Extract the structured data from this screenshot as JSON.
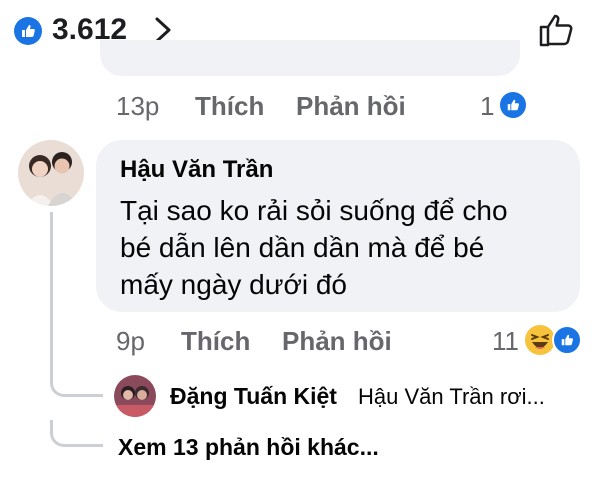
{
  "header": {
    "reaction_count": "3.612",
    "colors": {
      "like_blue": "#1b74e4",
      "meta_grey": "#65676b",
      "bubble_bg": "#f0f2f5"
    }
  },
  "prev_comment": {
    "time": "13p",
    "like_label": "Thích",
    "reply_label": "Phản hồi",
    "reaction_count": "1"
  },
  "comment": {
    "author": "Hậu Văn Trần",
    "text_lines": [
      "Tại sao ko rải sỏi suống để cho",
      "bé dẫn lên dần dần mà để bé",
      "mấy ngày dưới đó"
    ],
    "time": "9p",
    "like_label": "Thích",
    "reply_label": "Phản hồi",
    "reaction_count": "11",
    "reactions": [
      "haha-icon",
      "like-icon"
    ]
  },
  "reply": {
    "author": "Đặng Tuấn Kiệt",
    "preview": "Hậu Văn Trần rơi..."
  },
  "more_replies": "Xem 13 phản hồi khác..."
}
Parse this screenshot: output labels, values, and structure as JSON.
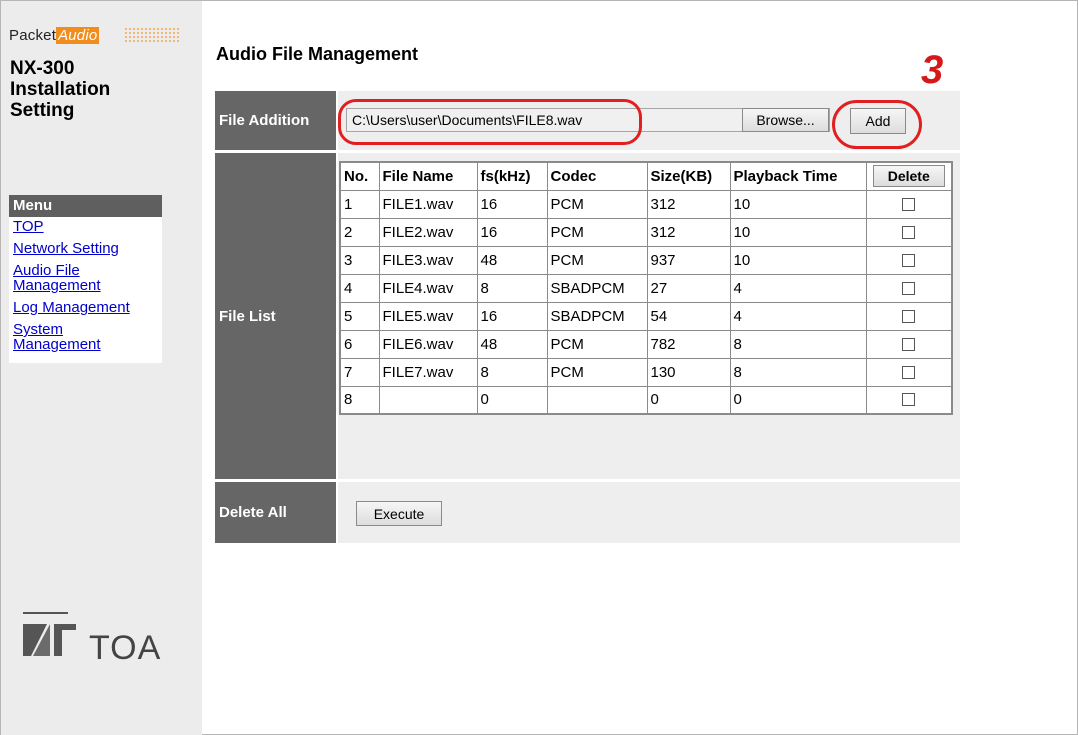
{
  "brand": {
    "packet": "Packet",
    "audio": "Audio",
    "company": "TOA"
  },
  "product": {
    "line1": "NX-300",
    "line2": "Installation",
    "line3": "Setting"
  },
  "menu": {
    "header": "Menu",
    "items": [
      {
        "label": "TOP"
      },
      {
        "label": "Network Setting"
      },
      {
        "label": "Audio File Management"
      },
      {
        "label": "Log Management"
      },
      {
        "label": "System Management"
      }
    ]
  },
  "page": {
    "title": "Audio File Management",
    "step_number": "3"
  },
  "file_addition": {
    "label": "File Addition",
    "path_value": "C:\\Users\\user\\Documents\\FILE8.wav",
    "browse_label": "Browse...",
    "add_label": "Add"
  },
  "file_list": {
    "label": "File List",
    "columns": [
      "No.",
      "File Name",
      "fs(kHz)",
      "Codec",
      "Size(KB)",
      "Playback Time"
    ],
    "delete_label": "Delete",
    "rows": [
      [
        "1",
        "FILE1.wav",
        "16",
        "PCM",
        "312",
        "10"
      ],
      [
        "2",
        "FILE2.wav",
        "16",
        "PCM",
        "312",
        "10"
      ],
      [
        "3",
        "FILE3.wav",
        "48",
        "PCM",
        "937",
        "10"
      ],
      [
        "4",
        "FILE4.wav",
        "8",
        "SBADPCM",
        "27",
        "4"
      ],
      [
        "5",
        "FILE5.wav",
        "16",
        "SBADPCM",
        "54",
        "4"
      ],
      [
        "6",
        "FILE6.wav",
        "48",
        "PCM",
        "782",
        "8"
      ],
      [
        "7",
        "FILE7.wav",
        "8",
        "PCM",
        "130",
        "8"
      ],
      [
        "8",
        "",
        "0",
        "",
        "0",
        "0"
      ]
    ]
  },
  "delete_all": {
    "label": "Delete All",
    "execute_label": "Execute"
  }
}
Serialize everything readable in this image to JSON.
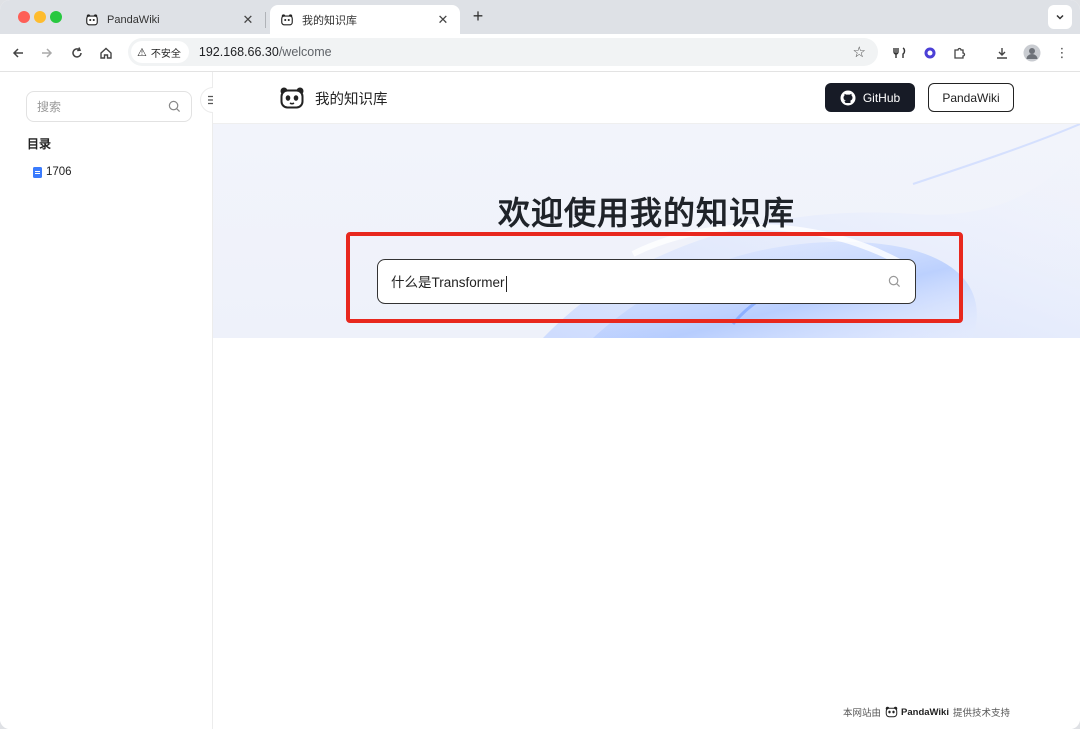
{
  "browser": {
    "tabs": [
      {
        "title": "PandaWiki",
        "active": false
      },
      {
        "title": "我的知识库",
        "active": true
      }
    ],
    "security_label": "不安全",
    "url_host": "192.168.66.30",
    "url_path": "/welcome"
  },
  "sidebar": {
    "search_placeholder": "搜索",
    "toc_title": "目录",
    "items": [
      {
        "label": "1706"
      }
    ]
  },
  "header": {
    "brand_name": "我的知识库",
    "github_label": "GitHub",
    "pandawiki_label": "PandaWiki"
  },
  "hero": {
    "title": "欢迎使用我的知识库",
    "search_value": "什么是Transformer"
  },
  "footer": {
    "prefix": "本网站由",
    "brand": "PandaWiki",
    "suffix": "提供技术支持"
  },
  "colors": {
    "highlight": "#e8281e",
    "github_button": "#171b26",
    "doc_icon": "#3a7bfd"
  }
}
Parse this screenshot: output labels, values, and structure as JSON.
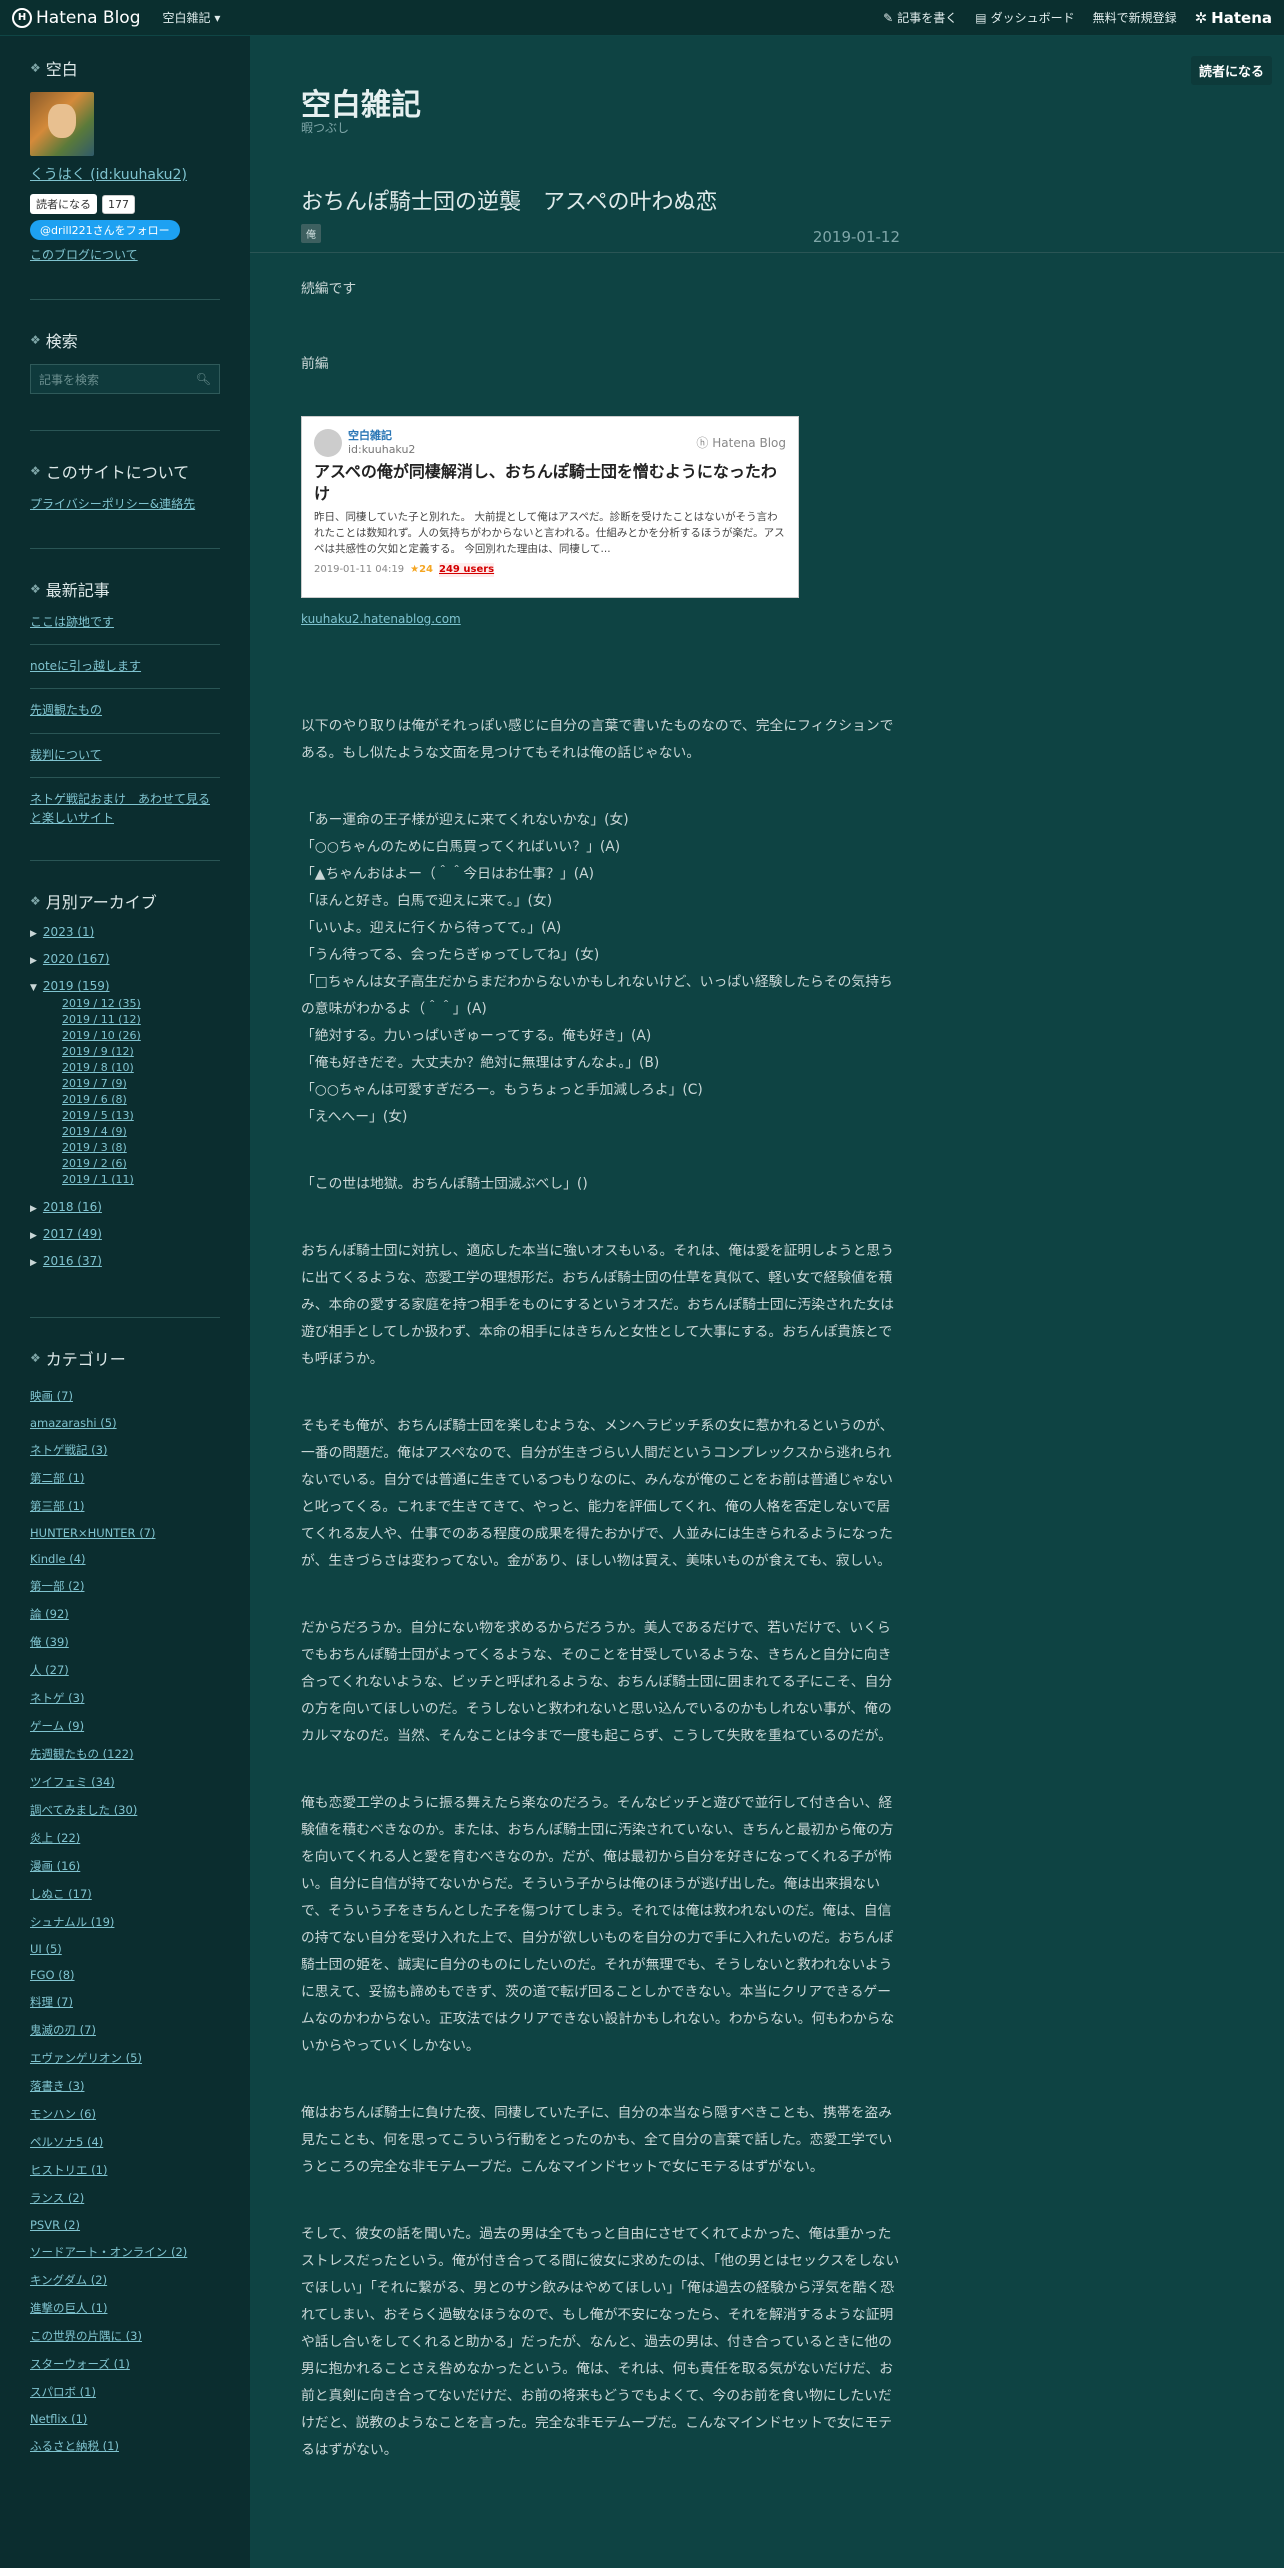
{
  "topbar": {
    "logo": "Hatena Blog",
    "blog_selector": "空白雑記 ▾",
    "write": "記事を書く",
    "dashboard": "ダッシュボード",
    "signup": "無料で新規登録",
    "hatena": "Hatena"
  },
  "sidebar": {
    "profile": {
      "heading": "空白",
      "user": "くうはく (id:kuuhaku2)",
      "reader_btn": "読者になる",
      "reader_count": "177",
      "follow": "@drill221さんをフォロー",
      "about": "このブログについて"
    },
    "search": {
      "heading": "検索",
      "placeholder": "記事を検索"
    },
    "site": {
      "heading": "このサイトについて",
      "link": "プライバシーポリシー&連絡先"
    },
    "recent": {
      "heading": "最新記事",
      "items": [
        "ここは跡地です",
        "noteに引っ越します",
        "先週観たもの",
        "裁判について",
        "ネトゲ戦記おまけ　あわせて見ると楽しいサイト"
      ]
    },
    "archive": {
      "heading": "月別アーカイブ",
      "years": [
        "2023 (1)",
        "2020 (167)",
        "2019 (159)",
        "2018 (16)",
        "2017 (49)",
        "2016 (37)"
      ],
      "months": [
        "2019 / 12 (35)",
        "2019 / 11 (12)",
        "2019 / 10 (26)",
        "2019 / 9 (12)",
        "2019 / 8 (10)",
        "2019 / 7 (9)",
        "2019 / 6 (8)",
        "2019 / 5 (13)",
        "2019 / 4 (9)",
        "2019 / 3 (8)",
        "2019 / 2 (6)",
        "2019 / 1 (11)"
      ]
    },
    "categories": {
      "heading": "カテゴリー",
      "items": [
        "映画 (7)",
        "amazarashi (5)",
        "ネトゲ戦記 (3)",
        "第二部 (1)",
        "第三部 (1)",
        "HUNTER×HUNTER (7)",
        "Kindle (4)",
        "第一部 (2)",
        "論 (92)",
        "俺 (39)",
        "人 (27)",
        "ネトゲ (3)",
        "ゲーム (9)",
        "先週観たもの (122)",
        "ツイフェミ (34)",
        "調べてみました (30)",
        "炎上 (22)",
        "漫画 (16)",
        "しぬこ (17)",
        "シュナムル (19)",
        "UI (5)",
        "FGO (8)",
        "料理 (7)",
        "鬼滅の刃 (7)",
        "エヴァンゲリオン (5)",
        "落書き (3)",
        "モンハン (6)",
        "ペルソナ5 (4)",
        "ヒストリエ (1)",
        "ランス (2)",
        "PSVR (2)",
        "ソードアート・オンライン (2)",
        "キングダム (2)",
        "進撃の巨人 (1)",
        "この世界の片隅に (3)",
        "スターウォーズ (1)",
        "スパロボ (1)",
        "Netflix (1)",
        "ふるさと納税 (1)"
      ]
    }
  },
  "main": {
    "reader_btn": "読者になる",
    "blog_title": "空白雑記",
    "blog_desc": "暇つぶし",
    "entry_title": "おちんぽ騎士団の逆襲　アスペの叶わぬ恋",
    "category_tag": "俺",
    "date": "2019-01-12",
    "p1": "続編です",
    "p2": "前編",
    "card": {
      "blog": "空白雑記",
      "uid": "id:kuuhaku2",
      "hatena": "Hatena Blog",
      "title": "アスペの俺が同棲解消し、おちんぽ騎士団を憎むようになったわけ",
      "excerpt": "昨日、同棲していた子と別れた。 大前提として俺はアスペだ。診断を受けたことはないがそう言われたことは数知れず。人の気持ちがわからないと言われる。仕組みとかを分析するほうが楽だ。アスペは共感性の欠如と定義する。 今回別れた理由は、同棲して...",
      "date": "2019-01-11 04:19",
      "stars": "★24",
      "users": "249 users"
    },
    "source": "kuuhaku2.hatenablog.com",
    "p3": "以下のやり取りは俺がそれっぽい感じに自分の言葉で書いたものなので、完全にフィクションである。もし似たような文面を見つけてもそれは俺の話じゃない。",
    "dialog": [
      "「あー運命の王子様が迎えに来てくれないかな」(女)",
      "「○○ちゃんのために白馬買ってくればいい？」(A)",
      "「▲ちゃんおはよー（＾＾今日はお仕事？」(A)",
      "「ほんと好き。白馬で迎えに来て。」(女)",
      "「いいよ。迎えに行くから待ってて。」(A)",
      "「うん待ってる、会ったらぎゅってしてね」(女)",
      "「□ちゃんは女子高生だからまだわからないかもしれないけど、いっぱい経験したらその気持ちの意味がわかるよ（＾＾」(A)",
      "「絶対する。力いっぱいぎゅーってする。俺も好き」(A)",
      "「俺も好きだぞ。大丈夫か？絶対に無理はすんなよ。」(B)",
      "「○○ちゃんは可愛すぎだろー。もうちょっと手加減しろよ」(C)",
      "「えへへー」(女)"
    ],
    "p4": "「この世は地獄。おちんぽ騎士団滅ぶべし」()",
    "p5": "おちんぽ騎士団に対抗し、適応した本当に強いオスもいる。それは、俺は愛を証明しようと思うに出てくるような、恋愛工学の理想形だ。おちんぽ騎士団の仕草を真似て、軽い女で経験値を積み、本命の愛する家庭を持つ相手をものにするというオスだ。おちんぽ騎士団に汚染された女は遊び相手としてしか扱わず、本命の相手にはきちんと女性として大事にする。おちんぽ貴族とでも呼ぼうか。",
    "p6": "そもそも俺が、おちんぽ騎士団を楽しむような、メンヘラビッチ系の女に惹かれるというのが、一番の問題だ。俺はアスペなので、自分が生きづらい人間だというコンプレックスから逃れられないでいる。自分では普通に生きているつもりなのに、みんなが俺のことをお前は普通じゃないと叱ってくる。これまで生きてきて、やっと、能力を評価してくれ、俺の人格を否定しないで居てくれる友人や、仕事でのある程度の成果を得たおかげで、人並みには生きられるようになったが、生きづらさは変わってない。金があり、ほしい物は買え、美味いものが食えても、寂しい。",
    "p7": "だからだろうか。自分にない物を求めるからだろうか。美人であるだけで、若いだけで、いくらでもおちんぽ騎士団がよってくるような、そのことを甘受しているような、きちんと自分に向き合ってくれないような、ビッチと呼ばれるような、おちんぽ騎士団に囲まれてる子にこそ、自分の方を向いてほしいのだ。そうしないと救われないと思い込んでいるのかもしれない事が、俺のカルマなのだ。当然、そんなことは今まで一度も起こらず、こうして失敗を重ねているのだが。",
    "p8": "俺も恋愛工学のように振る舞えたら楽なのだろう。そんなビッチと遊びで並行して付き合い、経験値を積むべきなのか。または、おちんぽ騎士団に汚染されていない、きちんと最初から俺の方を向いてくれる人と愛を育むべきなのか。だが、俺は最初から自分を好きになってくれる子が怖い。自分に自信が持てないからだ。そういう子からは俺のほうが逃げ出した。俺は出来損ないで、そういう子をきちんとした子を傷つけてしまう。それでは俺は救われないのだ。俺は、自信の持てない自分を受け入れた上で、自分が欲しいものを自分の力で手に入れたいのだ。おちんぽ騎士団の姫を、誠実に自分のものにしたいのだ。それが無理でも、そうしないと救われないように思えて、妥協も諦めもできず、茨の道で転げ回ることしかできない。本当にクリアできるゲームなのかわからない。正攻法ではクリアできない設計かもしれない。わからない。何もわからないからやっていくしかない。",
    "p9": "俺はおちんぽ騎士に負けた夜、同棲していた子に、自分の本当なら隠すべきことも、携帯を盗み見たことも、何を思ってこういう行動をとったのかも、全て自分の言葉で話した。恋愛工学でいうところの完全な非モテムーブだ。こんなマインドセットで女にモテるはずがない。",
    "p10": "そして、彼女の話を聞いた。過去の男は全てもっと自由にさせてくれてよかった、俺は重かったストレスだったという。俺が付き合ってる間に彼女に求めたのは、「他の男とはセックスをしないでほしい」「それに繋がる、男とのサシ飲みはやめてほしい」「俺は過去の経験から浮気を酷く恐れてしまい、おそらく過敏なほうなので、もし俺が不安になったら、それを解消するような証明や話し合いをしてくれると助かる」だったが、なんと、過去の男は、付き合っているときに他の男に抱かれることさえ咎めなかったという。俺は、それは、何も責任を取る気がないだけだ、お前と真剣に向き合ってないだけだ、お前の将来もどうでもよくて、今のお前を食い物にしたいだけだと、説教のようなことを言った。完全な非モテムーブだ。こんなマインドセットで女にモテるはずがない。"
  },
  "colors": {
    "bg": "#0d3a3a",
    "sidebar": "#0b2d2f",
    "main": "#0e4343",
    "link": "#7fc3cf"
  }
}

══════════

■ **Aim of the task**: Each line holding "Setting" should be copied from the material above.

■ **Solution to this problem**:
    "line3": "Setting"
        "label": "Network Setting"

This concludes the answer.